By Andy McDonald
I’m chief engineer and IT director for the Melbourne FL and Brunswick GA markets for iHeartMedia. Basically, if it’s broken, I fix it.
For our Melbourne morning show we regularly do remote broadcasts, and sometimes we have the luxury of broadcasting from the Bahamas. We’ve used ACCESS to connect from the islands to our station in Melbourne, Florida three times now. The first two times, we had no problems at all. But when we returned for the third broadcast, we discovered that the hotel from which we were broadcasting had changed their internet service provider, and their upload speed was far slower than it had been. This slow network was negatively affecting our audio quality, and we weren’t happy with it.
I reached out to Chris Crump at Comrex to see if we could improve the quality of our audio by changing our settings on the ACCESS. We tried several different encoding algorithms, but they didn’t make it better – they reduced our delay, but the audio quality was still below our standard.
Chris suggested that we use CrossLock. CrossLock is a suite of reliability tools designed to improve audio quality and latency on marginal networks. I had never set it up, because we’d never needed it before.

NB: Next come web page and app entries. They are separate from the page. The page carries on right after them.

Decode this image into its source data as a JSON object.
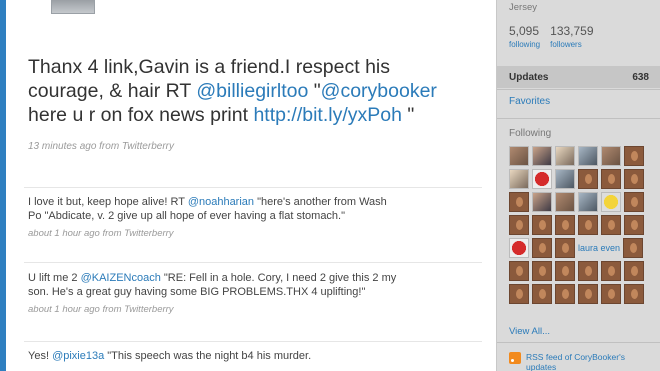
{
  "main_tweet": {
    "text_before": "Thanx 4 link,Gavin is a friend.I respect his courage, & hair RT ",
    "mention1": "@billiegirltoo",
    "text_mid": " \"",
    "mention2": "@corybooker",
    "text_after": " here u r on fox news print ",
    "link": "http://bit.ly/yxPoh",
    "text_end": " \"",
    "meta": "13 minutes ago from Twitterberry"
  },
  "tweets": [
    {
      "text_before": "I love it but, keep hope alive! RT ",
      "mention": "@noahharian",
      "text_after": " \"here's another from Wash Po \"Abdicate, v. 2 give up all hope of ever having a flat stomach.\"",
      "meta": "about 1 hour ago from Twitterberry"
    },
    {
      "text_before": "U lift me 2 ",
      "mention": "@KAIZENcoach",
      "text_after": " \"RE: Fell in a hole. Cory, I need 2 give this 2 my son. He's a great guy having some BIG PROBLEMS.THX 4 uplifting!\"",
      "meta": "about 1 hour ago from Twitterberry"
    },
    {
      "text_before": "Yes! ",
      "mention": "@pixie13a",
      "text_after": " \"This speech was the night b4 his murder.",
      "meta": ""
    }
  ],
  "sidebar": {
    "location": "Jersey",
    "following_count": "5,095",
    "following_label": "following",
    "followers_count": "133,759",
    "followers_label": "followers",
    "updates_label": "Updates",
    "updates_count": "638",
    "favorites_label": "Favorites",
    "following_title": "Following",
    "grid_name": "laura even",
    "view_all": "View All...",
    "rss_label": "RSS feed of CoryBooker's updates"
  }
}
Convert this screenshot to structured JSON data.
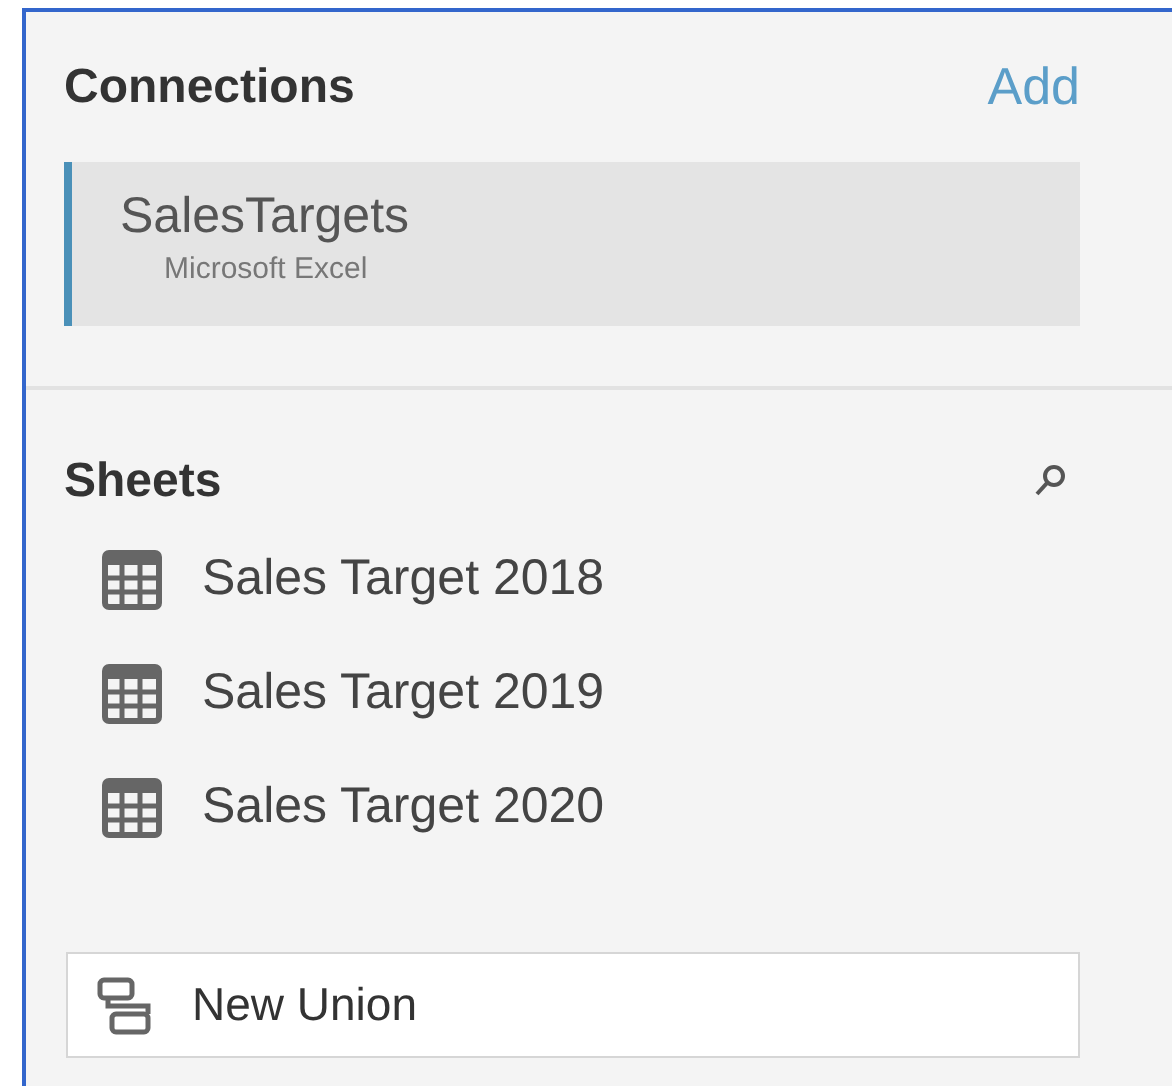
{
  "connections": {
    "title": "Connections",
    "add_label": "Add",
    "items": [
      {
        "name": "SalesTargets",
        "type": "Microsoft Excel",
        "selected": true
      }
    ]
  },
  "sheets": {
    "title": "Sheets",
    "items": [
      {
        "name": "Sales Target 2018"
      },
      {
        "name": "Sales Target 2019"
      },
      {
        "name": "Sales Target 2020"
      }
    ]
  },
  "new_union": {
    "label": "New Union"
  }
}
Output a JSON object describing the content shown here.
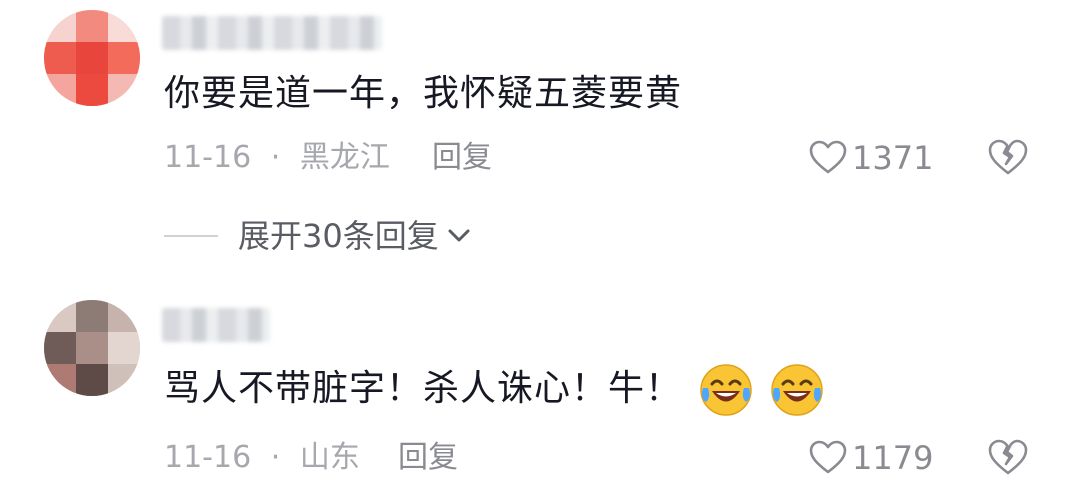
{
  "comments": [
    {
      "text": "你要是道一年，我怀疑五菱要黄",
      "date": "11-16",
      "separator": "·",
      "location": "黑龙江",
      "reply_label": "回复",
      "likes": "1371",
      "expand_label": "展开30条回复",
      "avatar_colors": [
        "#e8453c",
        "#f26b5b",
        "#d93a32"
      ]
    },
    {
      "text": "骂人不带脏字！杀人诛心！牛！",
      "emoji": [
        "laughing-crying-emoji",
        "laughing-crying-emoji"
      ],
      "date": "11-16",
      "separator": "·",
      "location": "山东",
      "reply_label": "回复",
      "likes": "1179",
      "avatar_colors": [
        "#8a7470",
        "#c9b5ae",
        "#5e4a46"
      ]
    }
  ]
}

But Chris encouraged us to try it and see if it would help.
Once we configured CrossLock, our audio quality did a complete 180 – it sounded amazing. We connected to the hotel’s regular network, as well as a wireless network they provide for hotel guests. CrossLock monitored the available bandwidth of each network, and as network quality fluctuated, it intelligently reallocated the data load to whichever network was stronger at the time. The shifting between networks resulted in a small amount of delay, but it would resolve quickly, and the audio quality had improved significantly.

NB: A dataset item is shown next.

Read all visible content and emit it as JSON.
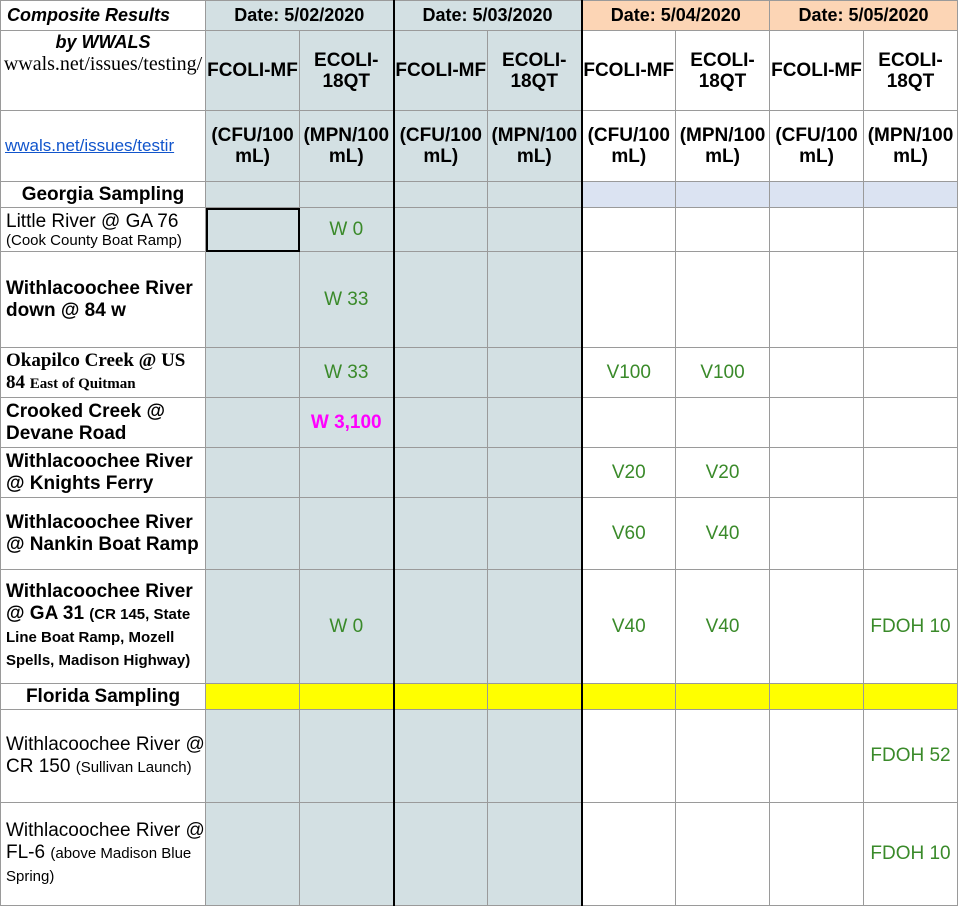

Connecting with CrossLock is the same as connecting normally. CrossLock is built into the settings of the codec, so after configuration, you don’t have to do anything extra. It works automatically.

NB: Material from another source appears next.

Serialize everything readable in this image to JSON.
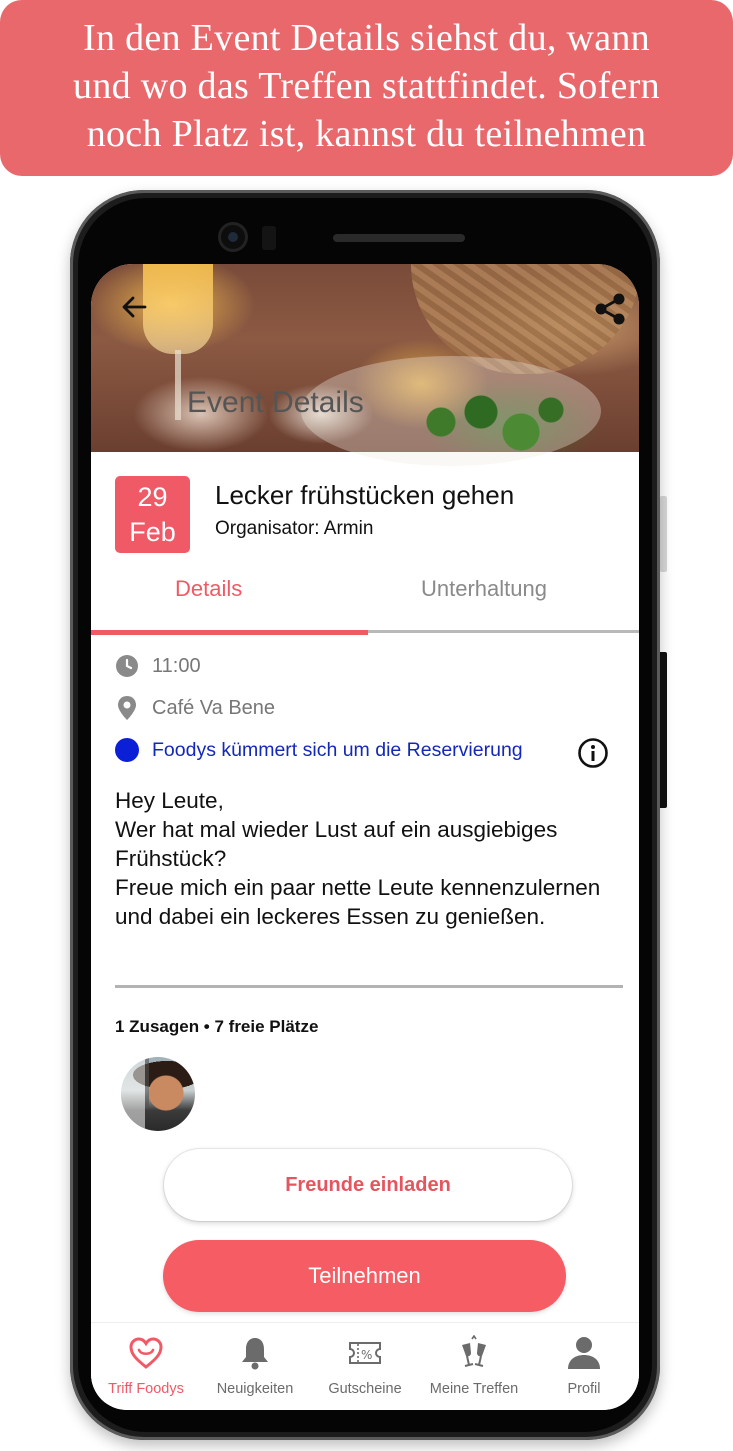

ACCESS lets us do more remotes than we could before. You don’t need a landline or an ISDN line – if you have a Wi-Fi connection or a network you can connect to with a Cat-5 cable, it’s good to go. It doesn’t get easier than that. If we had taken an ISDN unit it would have taken us hours to configure it correctly to work with the ISDN line on the island.
It’s so easy to use that one of our jocks uses it to do his entire show by himself. He’ll take the unit to a location like a bar, and doesn’t even need a board opp. He can record his breaks, drop them into the log, and send them without any help. And CrossLock ensures that he doesn’t have to worry about the reliability of his connection.
I’m surprised that this is the first time that I’ve had to use CrossLock. I’m glad it was available, because our Bahamas broadcast would have been ruined had CrossLock not been there. It’s now a function that we trust to work in case of a bad network. So thank you!